What’s the problem with SEO?
The main problem with SEO, though, isn’t one isolated case of neo-Nazis using it to spread Holocaust denial, as bad as that is. It actually has a much more insidious and widespread effect, influencing a wide range of searches. SEO means that whoever is prepared to spend the most on SEO can almost guarantee themselves top spot on searches – which means that effectively, the conversation is dominated by big companies, who can afford to pay for vast SEO efforts, to the exclusion of everyone else. On the other hand, that worry may be overstated – as we’ve seen from the above example, it is still possible for minority, marginalised groups to punch above that weight, and that’s to be celebrated. So just how far big companies are able to dominate the discourse, then, seems to be open to debate – it is still possible for small businesses to make a disproportionate impact.
SEO’s reputation has also suffered from bad practices in its early days, when Google’s algorithms rewarded posting lots of poor, irrelevant content, instead of a small amount of high-quality and pertinent writing. But nowadays, as Google’s algorithms have improved, the way to improve your search rankings through SEO is generally to put out good, relevant and informative content. That’s hardly a recipe for a lower level of debate on the internet – on the contrary, it encourages businesses and individuals to post quality content regularly if they want to get ahead.
Why punishing SEO isn’t the way forward
In fact, when Google has been overzealous in punishing perceived SEO manipulation it’s led to companies practicing “negative SEO”. This involves creating thousands of links to a rival’s website, which is picked up by Google as an attempt by that rival to improve their search rankings unfairly (since how high you rank is influenced by how many people are linking to you). Google then punishes the rival – even though they’ve done nothing wrong and were only the victim of another company. So even if we were to crack down on SEO, there’s no guarantee that something much worse wouldn’t pop up in its place.
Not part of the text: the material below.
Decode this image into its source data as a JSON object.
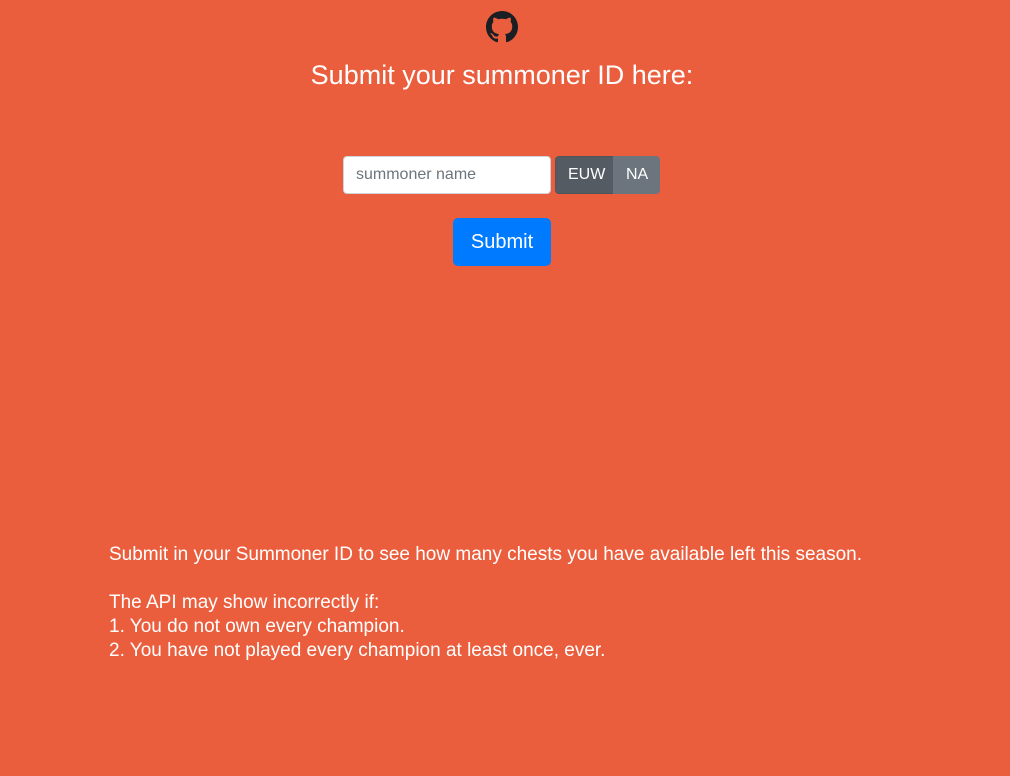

SEO sounds like it can’t be good for the health of the internet – after all, it seems to be inherently manipulating what you get to see when you make a search, all at the behest of wealthy companies and individuals. But in fact it gives smaller businesses the chance to compete with their bigger cousins in the industry, and forces everyone to write high quality copy if they want to maintain solid search rankings. So next time you here a negative scare story about SEO, be cautious – it may just be a lot of hot air.